Yet, despite the abundance of available data, many finance sector firms are struggling to glean insights and support decision-making processes. Best value is not being achieved.


Much of the problem stems from the fact that data is often retained within siloed stores. A mix of legacy systems and new platforms has led to data being spread throughout organisations which then struggle to gain fast and efficient access to it.

Faced with increasing competition from the growing number of fintech firms entering the market, established players realise they need to rapidly address this issue. They must integrate their data reserves so they can readily be used to boost the business bottom line.

There is a range of benefits that will flow from an effective data integration strategy, including:

  • Better customer service:
    In 2020, customers increasingly expect to be treated as individuals. Financial services companies can achieve this by making use of the large volumes of data generated by digital interactions. While new fintech players have been able to take this approach from the outset, established firms have found it more challenging. They need to remove data silos and create a single, integrated store to achieve a complete 360 degrees of every customer.
  • Improved adherence to governance and compliance requirements:
    Having all data housed in a single, centralised store makes it much easier to comply with regulations such as Europe’s Global Data Protection Regulation (GDPR) and Australia’s mandatory data breach reporting laws. Rather than having to manage and secure multiple data stores, all efforts and resources can be brought to bear on just one. Finance companies should consider making use of a cloud-based data platform that offers security at each level of its design to achieve maximum protection and compliance.
  • Removal of data sharing barriers:
    The rise of data sharing strategies is an opportunity for financial institutions to make better decisions with the aid of third-party data. This, in turn, can lead to more efficient operations and higher revenues. Data sharing also enables firms to enhance consumer experiences, because customers who share data with financial institutions can receive benefits such as personalised products and services.
    Traditional legacy systems tended to be barriers to easy sharing, however an integration strategy can overcome this. Financial institutions can even leverage public data sets to further enrich analytics and obtain deeper insights. They can also share their data with other organisations where appropriate. 
  • Greater ability to leverage cloud platforms:
    Once a data integration strategy has been completed, finance companies can investigate the benefits of using a number of different cloud platforms for data storage and analysis. Using multiple providers strengthens business continuity and reduces risks because, if one provider encounters problems, resources from another source can be used. In the financial sector, where companies can handle millions of transactions per minute, any outages can be very costly and so reducing risks is important.
  • Improved protection against fraud:
    Financial service firms are under constant attack from cybercriminals and fraudsters. A consolidated data store that can ingest and analyse various data types can form the front line of defence against these threats. In-depth data analytics, combined with high-volume data storage, can help detect risks in real time so steps can be taken to ensure data remains secure at all times. 

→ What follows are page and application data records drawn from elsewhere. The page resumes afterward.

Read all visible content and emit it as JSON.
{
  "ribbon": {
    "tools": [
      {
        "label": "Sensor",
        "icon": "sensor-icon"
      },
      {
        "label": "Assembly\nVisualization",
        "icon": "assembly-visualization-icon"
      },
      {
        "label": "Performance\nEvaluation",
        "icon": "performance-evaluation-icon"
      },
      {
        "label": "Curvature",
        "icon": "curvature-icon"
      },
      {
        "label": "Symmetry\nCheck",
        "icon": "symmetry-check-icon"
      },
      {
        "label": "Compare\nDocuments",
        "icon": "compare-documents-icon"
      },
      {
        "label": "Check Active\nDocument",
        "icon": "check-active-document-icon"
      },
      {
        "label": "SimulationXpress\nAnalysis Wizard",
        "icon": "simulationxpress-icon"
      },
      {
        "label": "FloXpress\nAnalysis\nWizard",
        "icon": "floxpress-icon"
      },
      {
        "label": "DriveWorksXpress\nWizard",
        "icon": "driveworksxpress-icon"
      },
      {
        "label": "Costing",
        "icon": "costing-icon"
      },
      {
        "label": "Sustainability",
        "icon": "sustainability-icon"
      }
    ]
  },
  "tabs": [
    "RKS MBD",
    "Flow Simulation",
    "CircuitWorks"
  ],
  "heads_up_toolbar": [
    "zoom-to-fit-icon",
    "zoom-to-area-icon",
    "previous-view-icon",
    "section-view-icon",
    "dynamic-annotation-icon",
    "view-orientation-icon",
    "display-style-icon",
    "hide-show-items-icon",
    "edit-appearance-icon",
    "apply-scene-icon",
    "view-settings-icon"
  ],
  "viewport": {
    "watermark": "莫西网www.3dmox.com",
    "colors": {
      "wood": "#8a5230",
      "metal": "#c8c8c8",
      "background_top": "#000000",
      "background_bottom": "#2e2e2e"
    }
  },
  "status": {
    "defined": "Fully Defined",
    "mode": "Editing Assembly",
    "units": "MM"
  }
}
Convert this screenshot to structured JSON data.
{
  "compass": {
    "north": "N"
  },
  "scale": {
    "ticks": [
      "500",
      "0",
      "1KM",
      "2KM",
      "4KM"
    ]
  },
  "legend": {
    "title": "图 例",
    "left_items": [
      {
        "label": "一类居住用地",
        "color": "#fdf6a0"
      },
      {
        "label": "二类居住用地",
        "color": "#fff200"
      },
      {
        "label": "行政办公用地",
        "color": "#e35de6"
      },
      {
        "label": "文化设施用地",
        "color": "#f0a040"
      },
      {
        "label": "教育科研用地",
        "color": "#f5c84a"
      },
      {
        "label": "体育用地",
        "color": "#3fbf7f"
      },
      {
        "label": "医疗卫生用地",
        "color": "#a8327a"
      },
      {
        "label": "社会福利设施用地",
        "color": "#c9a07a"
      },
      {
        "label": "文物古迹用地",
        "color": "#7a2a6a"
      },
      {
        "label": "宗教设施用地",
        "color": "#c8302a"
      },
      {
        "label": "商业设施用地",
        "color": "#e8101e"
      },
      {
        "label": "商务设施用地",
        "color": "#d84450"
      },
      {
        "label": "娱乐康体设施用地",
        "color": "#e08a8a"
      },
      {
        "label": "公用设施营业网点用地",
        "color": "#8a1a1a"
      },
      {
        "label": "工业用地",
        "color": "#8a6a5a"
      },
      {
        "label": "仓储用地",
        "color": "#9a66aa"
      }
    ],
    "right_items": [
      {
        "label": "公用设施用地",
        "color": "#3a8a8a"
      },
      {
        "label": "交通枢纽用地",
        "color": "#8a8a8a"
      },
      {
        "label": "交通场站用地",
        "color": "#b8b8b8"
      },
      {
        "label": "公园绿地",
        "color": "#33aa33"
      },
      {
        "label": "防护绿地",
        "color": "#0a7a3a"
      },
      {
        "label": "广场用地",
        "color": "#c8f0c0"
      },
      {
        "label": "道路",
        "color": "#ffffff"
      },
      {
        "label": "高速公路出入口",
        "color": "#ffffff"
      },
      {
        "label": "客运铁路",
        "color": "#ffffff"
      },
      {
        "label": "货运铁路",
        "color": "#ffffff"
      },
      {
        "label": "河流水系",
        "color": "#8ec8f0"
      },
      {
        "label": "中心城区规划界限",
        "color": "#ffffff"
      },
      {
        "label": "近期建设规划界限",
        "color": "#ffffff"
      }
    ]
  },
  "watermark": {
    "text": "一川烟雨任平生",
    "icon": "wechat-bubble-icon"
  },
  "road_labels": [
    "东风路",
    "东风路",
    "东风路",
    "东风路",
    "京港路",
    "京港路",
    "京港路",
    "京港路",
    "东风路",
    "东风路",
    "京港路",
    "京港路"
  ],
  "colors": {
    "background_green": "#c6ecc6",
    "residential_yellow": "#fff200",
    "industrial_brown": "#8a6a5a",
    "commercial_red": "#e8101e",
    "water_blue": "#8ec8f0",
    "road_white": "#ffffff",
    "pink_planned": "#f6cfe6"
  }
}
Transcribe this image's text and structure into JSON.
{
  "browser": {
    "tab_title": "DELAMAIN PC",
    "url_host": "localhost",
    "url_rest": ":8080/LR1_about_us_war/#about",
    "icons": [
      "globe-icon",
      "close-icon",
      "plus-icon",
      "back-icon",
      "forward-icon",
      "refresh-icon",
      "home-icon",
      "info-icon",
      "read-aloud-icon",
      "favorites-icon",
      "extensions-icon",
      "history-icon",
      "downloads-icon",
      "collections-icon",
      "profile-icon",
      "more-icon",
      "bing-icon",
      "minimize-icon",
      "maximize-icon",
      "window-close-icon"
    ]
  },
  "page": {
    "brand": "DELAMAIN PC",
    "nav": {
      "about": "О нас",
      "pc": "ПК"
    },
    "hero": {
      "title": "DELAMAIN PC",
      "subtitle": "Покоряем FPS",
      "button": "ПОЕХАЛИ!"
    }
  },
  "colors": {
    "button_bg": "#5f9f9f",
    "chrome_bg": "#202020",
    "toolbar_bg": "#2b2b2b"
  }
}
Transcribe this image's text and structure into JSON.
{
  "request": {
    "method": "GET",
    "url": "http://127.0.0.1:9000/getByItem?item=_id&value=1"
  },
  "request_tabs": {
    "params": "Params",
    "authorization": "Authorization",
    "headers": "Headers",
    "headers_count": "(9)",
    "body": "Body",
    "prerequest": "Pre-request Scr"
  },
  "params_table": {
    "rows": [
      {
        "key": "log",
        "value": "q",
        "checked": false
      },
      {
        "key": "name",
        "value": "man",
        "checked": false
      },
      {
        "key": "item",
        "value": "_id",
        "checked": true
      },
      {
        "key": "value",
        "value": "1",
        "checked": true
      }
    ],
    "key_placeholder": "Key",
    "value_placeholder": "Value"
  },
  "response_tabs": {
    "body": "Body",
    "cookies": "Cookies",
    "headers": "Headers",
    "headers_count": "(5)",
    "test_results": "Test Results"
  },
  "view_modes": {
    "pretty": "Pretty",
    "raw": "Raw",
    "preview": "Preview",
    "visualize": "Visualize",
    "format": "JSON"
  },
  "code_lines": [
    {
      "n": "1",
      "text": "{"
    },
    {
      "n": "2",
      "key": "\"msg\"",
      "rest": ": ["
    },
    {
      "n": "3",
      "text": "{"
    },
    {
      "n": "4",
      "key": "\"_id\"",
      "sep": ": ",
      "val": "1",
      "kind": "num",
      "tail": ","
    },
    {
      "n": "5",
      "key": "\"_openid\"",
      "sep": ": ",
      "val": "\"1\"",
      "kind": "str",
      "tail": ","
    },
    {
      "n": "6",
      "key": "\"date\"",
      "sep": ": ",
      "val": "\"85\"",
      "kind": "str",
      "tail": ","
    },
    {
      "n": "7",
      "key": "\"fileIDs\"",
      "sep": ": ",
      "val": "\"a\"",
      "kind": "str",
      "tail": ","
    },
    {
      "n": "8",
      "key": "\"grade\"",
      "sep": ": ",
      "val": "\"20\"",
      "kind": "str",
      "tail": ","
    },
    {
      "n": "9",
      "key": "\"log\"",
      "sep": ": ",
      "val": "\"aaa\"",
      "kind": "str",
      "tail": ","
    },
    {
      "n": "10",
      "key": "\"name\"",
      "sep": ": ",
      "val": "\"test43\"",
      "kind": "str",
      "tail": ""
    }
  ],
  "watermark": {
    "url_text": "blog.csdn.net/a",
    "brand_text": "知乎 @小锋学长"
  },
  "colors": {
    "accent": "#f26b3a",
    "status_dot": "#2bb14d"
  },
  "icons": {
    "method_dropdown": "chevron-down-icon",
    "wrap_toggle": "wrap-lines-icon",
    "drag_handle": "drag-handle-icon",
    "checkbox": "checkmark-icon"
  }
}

Advantages such as these are clear evidence of the benefits of having a comprehensive data integration strategy. With such a strategy in place, financial firms will be well placed to take advantage of new opportunities as they arise in the market.

Peter O’Connor, vice-president Asia Pacific and Japan, Snowflake